Just a simple salad for lunch. Eat it warm or cold, lasts in the fridge for a few days so it’s a good one to take along to work. Recipe based on My New Roots.

 

Jerusalem Artichoke, Kale & Lentil Salad

photo

1 x bunch kale, shredded

1/2 x red onion, finely chopped

1 TBS x minced garlic

1 TBS x olive oil

500g x jerusalem artichokes, diced (6-7 artichokes)

1 x tin lentils (or 1/2 cup dry puy/brown lentils, cooked)

1/3 cup x toasted almonds

Coat the artichokes with 1/2 the olive oil and roast in a hot oven for ~30 minutes or until tender

Saute the onion and garlic in the rest of the olive oil for a few minutes

Add kale and cook until leaves turn bright green, take off the heat

Dry roast the almonds in a hot pan until evenly browned (you should be able to smell them when they’re done but don’t let them burn)

Stir through lentils and almonds

Dress with equal parts olive oil & lemon juice (i used a TBS of each) and some chilli if you like

Season with S &P

My Kale Romance

Ever since I can remember I used to have a problem with green leafy vegetables. Throw anything at me and I would eat it, but the green leafy stuff I just couldn’t do. It was a textural thing I think. The thought of putting a big bunch of salad leaves in my mouth still turns me off a bit..especially that ‘gourmet salad mix’ with the red lettuce leaves..that one’s the worst 😦

It was a shame really, because the first thing that comes to mind when we think of ‘health food’ is green veggies. And rightly so. They are definitely full of the good stuff. So my not eating them probably didn’t do me any favours…..Our green leafy friends do all sorts of things..they provide us with fiber, folate, fat soluble vitamins A, E and K and can also be a good source of Calcium and iron. Fiber provides the roughage in our diet that keeps our digestive system happy and also fills us up. Folate is needed for cell growth and development and is especially important during pregnancy as it reduces the risk of neural tube defects. And for those of us who are not eating red meat, green leafy veggies are a really important source of iron! Combine with a source of vitamin C and even better, so throw some red capsicum into the mix too 🙂

I could continue raving about them but I’m sure you get the point?!

Then one day I discovered rocket/roquette/arugula/whatever and my world was turned upside down (this also coincided with the Green Smoothie Discovery – but that’s another for another day). I loved the stuff! I like the peppery taste and it must be because the leaves are a bit finer so it doesn’t give me that horrible soggy texture thing going on in my mouth.. Anyway I used to eat bags of the stuff..take a look at my mega sized salad bowl that I would eat out of at work (I was the running joke come lunch time.)

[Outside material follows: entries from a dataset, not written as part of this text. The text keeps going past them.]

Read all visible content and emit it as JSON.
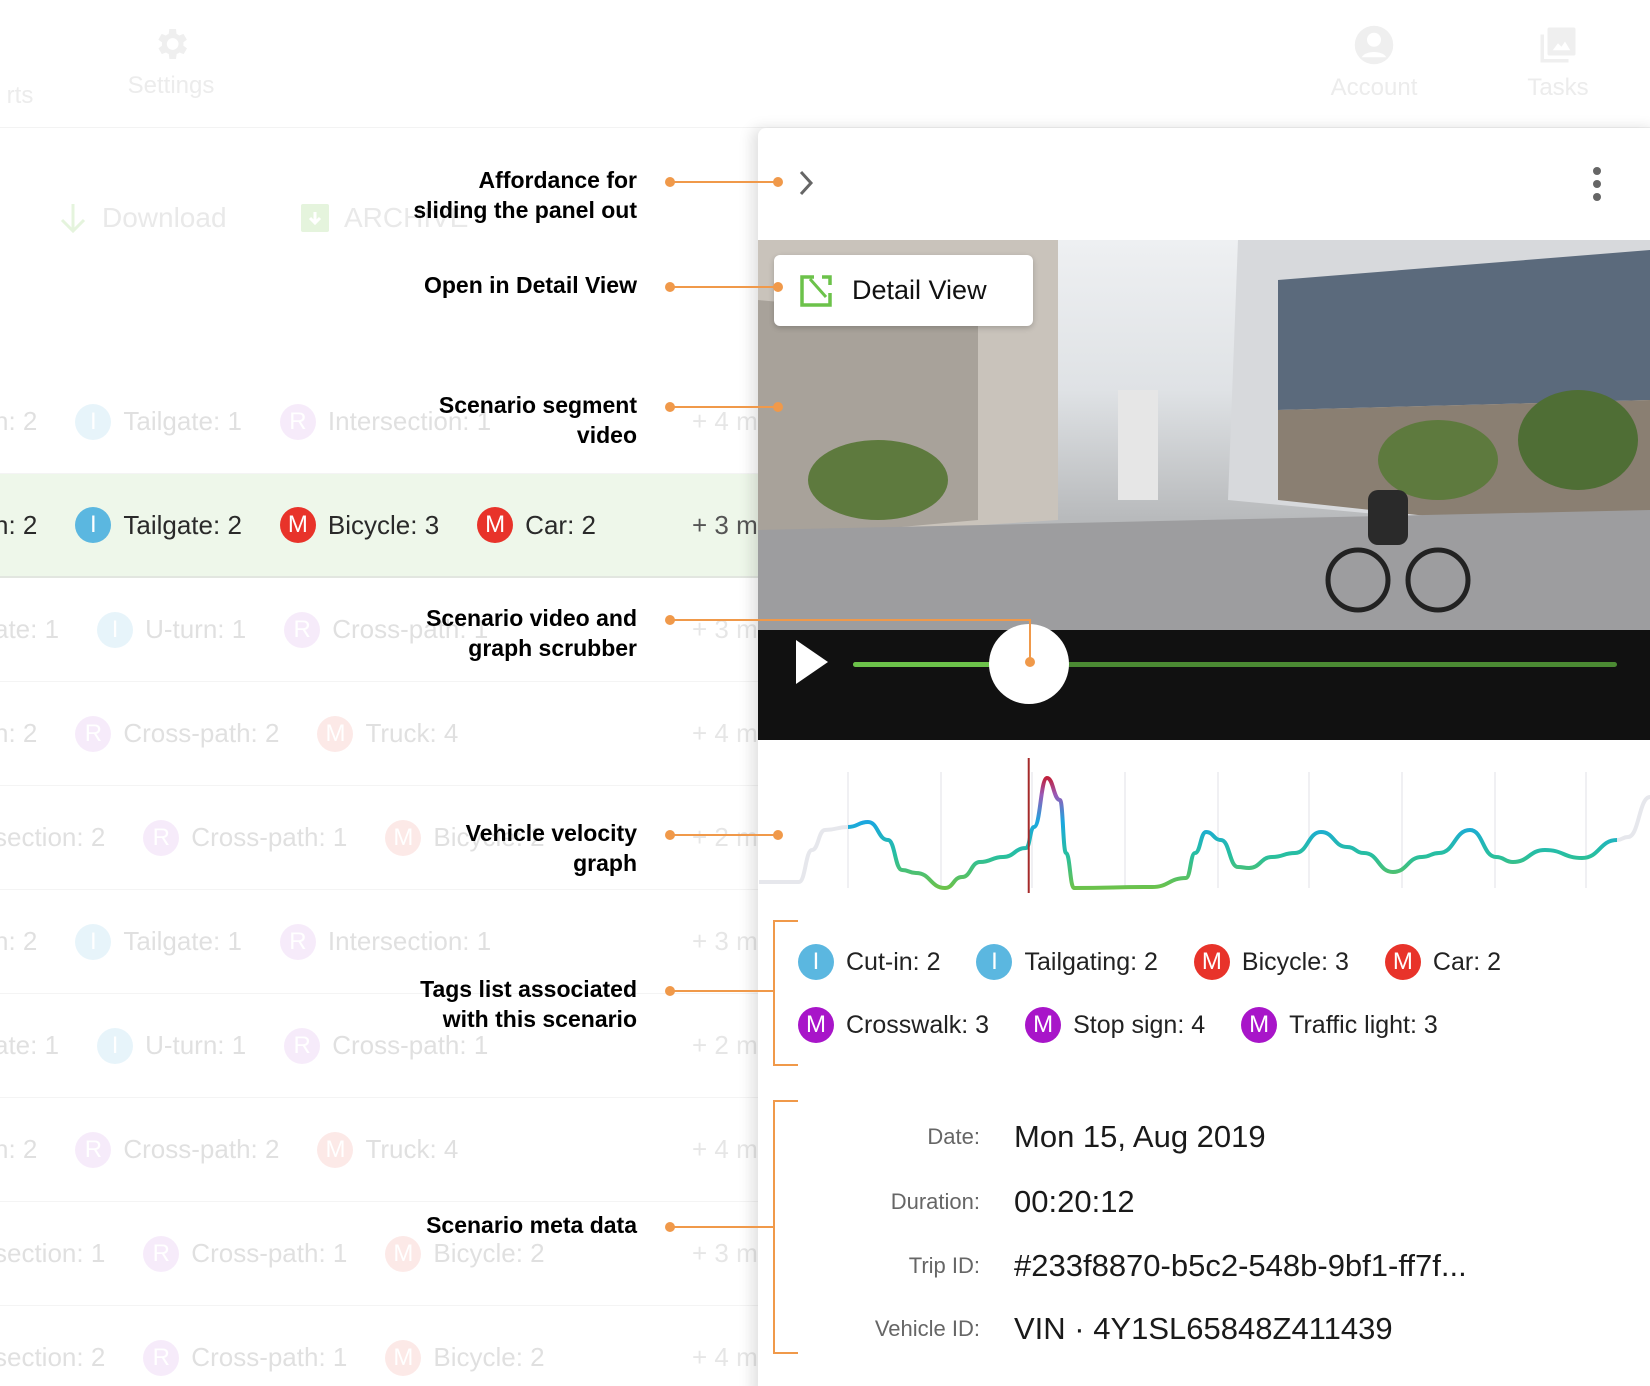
{
  "nav": {
    "items": [
      {
        "label": "rts",
        "icon": "reports-icon"
      },
      {
        "label": "Settings",
        "icon": "gear-icon"
      },
      {
        "label": "Account",
        "icon": "account-icon"
      },
      {
        "label": "Tasks",
        "icon": "tasks-icon"
      }
    ]
  },
  "toolbar": {
    "download": "Download",
    "archive": "ARCHIVE"
  },
  "list": {
    "rows": [
      {
        "lead": "n: 2",
        "chips": [
          {
            "t": "I",
            "label": "Tailgate: 1"
          },
          {
            "t": "R",
            "label": "Intersection: 1"
          }
        ],
        "more": "+ 4 m"
      },
      {
        "lead": "n: 2",
        "chips": [
          {
            "t": "I",
            "label": "Tailgate: 2"
          },
          {
            "t": "M",
            "label": "Bicycle: 3"
          },
          {
            "t": "M",
            "label": "Car: 2"
          }
        ],
        "more": "+ 3 m",
        "active": true
      },
      {
        "lead": "ate: 1",
        "chips": [
          {
            "t": "I",
            "label": "U-turn: 1"
          },
          {
            "t": "R",
            "label": "Cross-path: 1"
          }
        ],
        "more": "+ 3 m"
      },
      {
        "lead": "n: 2",
        "chips": [
          {
            "t": "R",
            "label": "Cross-path: 2"
          },
          {
            "t": "M",
            "label": "Truck: 4"
          }
        ],
        "more": "+ 4 m"
      },
      {
        "lead": "section: 2",
        "chips": [
          {
            "t": "R",
            "label": "Cross-path: 1"
          },
          {
            "t": "M",
            "label": "Bicycle: 2"
          }
        ],
        "more": "+ 2 m"
      },
      {
        "lead": "n: 2",
        "chips": [
          {
            "t": "I",
            "label": "Tailgate: 1"
          },
          {
            "t": "R",
            "label": "Intersection: 1"
          }
        ],
        "more": "+ 3 m"
      },
      {
        "lead": "ate: 1",
        "chips": [
          {
            "t": "I",
            "label": "U-turn: 1"
          },
          {
            "t": "R",
            "label": "Cross-path: 1"
          }
        ],
        "more": "+ 2 m"
      },
      {
        "lead": "n: 2",
        "chips": [
          {
            "t": "R",
            "label": "Cross-path: 2"
          },
          {
            "t": "M",
            "label": "Truck: 4"
          }
        ],
        "more": "+ 4 m"
      },
      {
        "lead": "section: 1",
        "chips": [
          {
            "t": "R",
            "label": "Cross-path: 1"
          },
          {
            "t": "M",
            "label": "Bicycle: 2"
          }
        ],
        "more": "+ 3 m"
      },
      {
        "lead": "section: 2",
        "chips": [
          {
            "t": "R",
            "label": "Cross-path: 1"
          },
          {
            "t": "M",
            "label": "Bicycle: 2"
          }
        ],
        "more": "+ 4 m"
      }
    ]
  },
  "badge_colors": {
    "I": "#5bb7e0",
    "M": "#e8332a",
    "R": "#a815c9"
  },
  "faded_badge_colors": {
    "I": "#5bb7e0",
    "M": "#f06a5f",
    "R": "#c77be0"
  },
  "panel": {
    "detail_view_label": "Detail View",
    "scrubber_progress": 0.23,
    "tags": [
      [
        {
          "t": "I",
          "label": "Cut-in: 2"
        },
        {
          "t": "I",
          "label": "Tailgating: 2"
        },
        {
          "t": "M",
          "label": "Bicycle: 3"
        },
        {
          "t": "M",
          "label": "Car: 2"
        }
      ],
      [
        {
          "t": "M",
          "label": "Crosswalk: 3"
        },
        {
          "t": "M",
          "label": "Stop sign: 4"
        },
        {
          "t": "M",
          "label": "Traffic light: 3"
        }
      ]
    ],
    "meta": [
      {
        "label": "Date:",
        "value": "Mon 15, Aug 2019"
      },
      {
        "label": "Duration:",
        "value": "00:20:12"
      },
      {
        "label": "Trip ID:",
        "value": "#233f8870-b5c2-548b-9bf1-ff7f..."
      },
      {
        "label": "Vehicle ID:",
        "value": "VIN · 4Y1SL65848Z411439"
      }
    ],
    "accent": "#6cc24a"
  },
  "tag_purple_override": "#a815c9",
  "annotations": [
    {
      "lines": [
        "Affordance for",
        "sliding the panel out"
      ]
    },
    {
      "lines": [
        "Open in Detail View"
      ]
    },
    {
      "lines": [
        "Scenario segment",
        "video"
      ]
    },
    {
      "lines": [
        "Scenario video and",
        "graph scrubber"
      ]
    },
    {
      "lines": [
        "Vehicle velocity",
        "graph"
      ]
    },
    {
      "lines": [
        "Tags list associated",
        "with this scenario"
      ]
    },
    {
      "lines": [
        "Scenario meta data"
      ]
    }
  ],
  "annotation_color": "#f0994a"
}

68914_10152614623059805_3393057730043357428_n

Fast forward to 2014 and I have ventured out into bigger and bigger things (sorry rocket). Kale! I really dislike following trends..especially nutrition trends..and I know kale is one of those super foods at the moment, but I honestly think it is fantastic. Again, it’s the textural thing. You can cook it and it doesn’t break down or go soggy. I usually just stir fry it for a few minutes until it turns bright green and then throw it into a salad, or you can bake the leaves and make kale chips, or you can shred it finely and put it into a soup, the possibilities are endless! Can you tell I’m in love?

Here is a really simple, tasty recipe that I’ve found on Taste.

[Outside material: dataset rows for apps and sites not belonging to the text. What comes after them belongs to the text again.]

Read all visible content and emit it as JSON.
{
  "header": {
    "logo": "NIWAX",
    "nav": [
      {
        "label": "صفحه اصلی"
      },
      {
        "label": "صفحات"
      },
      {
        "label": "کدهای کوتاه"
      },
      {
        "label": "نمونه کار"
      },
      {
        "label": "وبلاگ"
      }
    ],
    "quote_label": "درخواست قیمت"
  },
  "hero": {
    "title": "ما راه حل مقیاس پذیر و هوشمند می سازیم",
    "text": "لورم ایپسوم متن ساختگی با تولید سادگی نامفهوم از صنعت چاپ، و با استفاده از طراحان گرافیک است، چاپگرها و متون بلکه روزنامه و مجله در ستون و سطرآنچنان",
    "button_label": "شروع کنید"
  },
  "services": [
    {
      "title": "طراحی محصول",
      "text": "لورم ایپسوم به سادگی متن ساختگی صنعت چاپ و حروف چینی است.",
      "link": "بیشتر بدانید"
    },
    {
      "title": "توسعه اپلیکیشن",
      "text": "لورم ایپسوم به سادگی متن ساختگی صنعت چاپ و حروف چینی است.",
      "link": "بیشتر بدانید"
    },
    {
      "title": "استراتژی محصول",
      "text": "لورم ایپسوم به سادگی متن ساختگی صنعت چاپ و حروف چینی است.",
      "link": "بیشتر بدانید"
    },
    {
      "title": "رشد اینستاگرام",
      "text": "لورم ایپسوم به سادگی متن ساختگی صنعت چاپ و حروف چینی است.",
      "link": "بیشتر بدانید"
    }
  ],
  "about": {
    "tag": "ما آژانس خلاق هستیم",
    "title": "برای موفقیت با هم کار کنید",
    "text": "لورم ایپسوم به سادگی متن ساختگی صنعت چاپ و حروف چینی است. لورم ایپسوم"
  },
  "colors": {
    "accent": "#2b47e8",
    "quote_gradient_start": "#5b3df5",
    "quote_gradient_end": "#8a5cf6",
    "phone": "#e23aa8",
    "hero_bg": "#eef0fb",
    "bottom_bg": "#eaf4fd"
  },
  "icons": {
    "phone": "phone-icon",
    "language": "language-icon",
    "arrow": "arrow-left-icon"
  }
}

IMG_0720

Roast Pumpkin & Kale Salad

500g pumpkin, diced

1 TBS olive oil

1 TBS minced ginger

1/2 tsp sea salt

1tsp cumin

1 bunch kale, shredded, stalks removed

1 cup cooked quinoa

1/4 cup toasted pumpkin seeds

Toss the pumpkin in the oil, salt, ginger and cumin, place in a roasting pan and cook for 30 minutes on 180C or until golden and tender.

Use cooking oil spray to oil a deep frying pan to lightly cook the kale until leaves turn bright green.

Don’t skip toasting the pumpkin seeds, it makes the flavour a million times better! Place them in a dry frying pan and toast until lightly golden, watch they don’t burn.

Toss the roasted pumpkin, kale, quinoa and pumpkin seeds in a big salad bowl.

Drizzle with olive oil and add S & P to taste.

Makes around 3 large or 4 small serves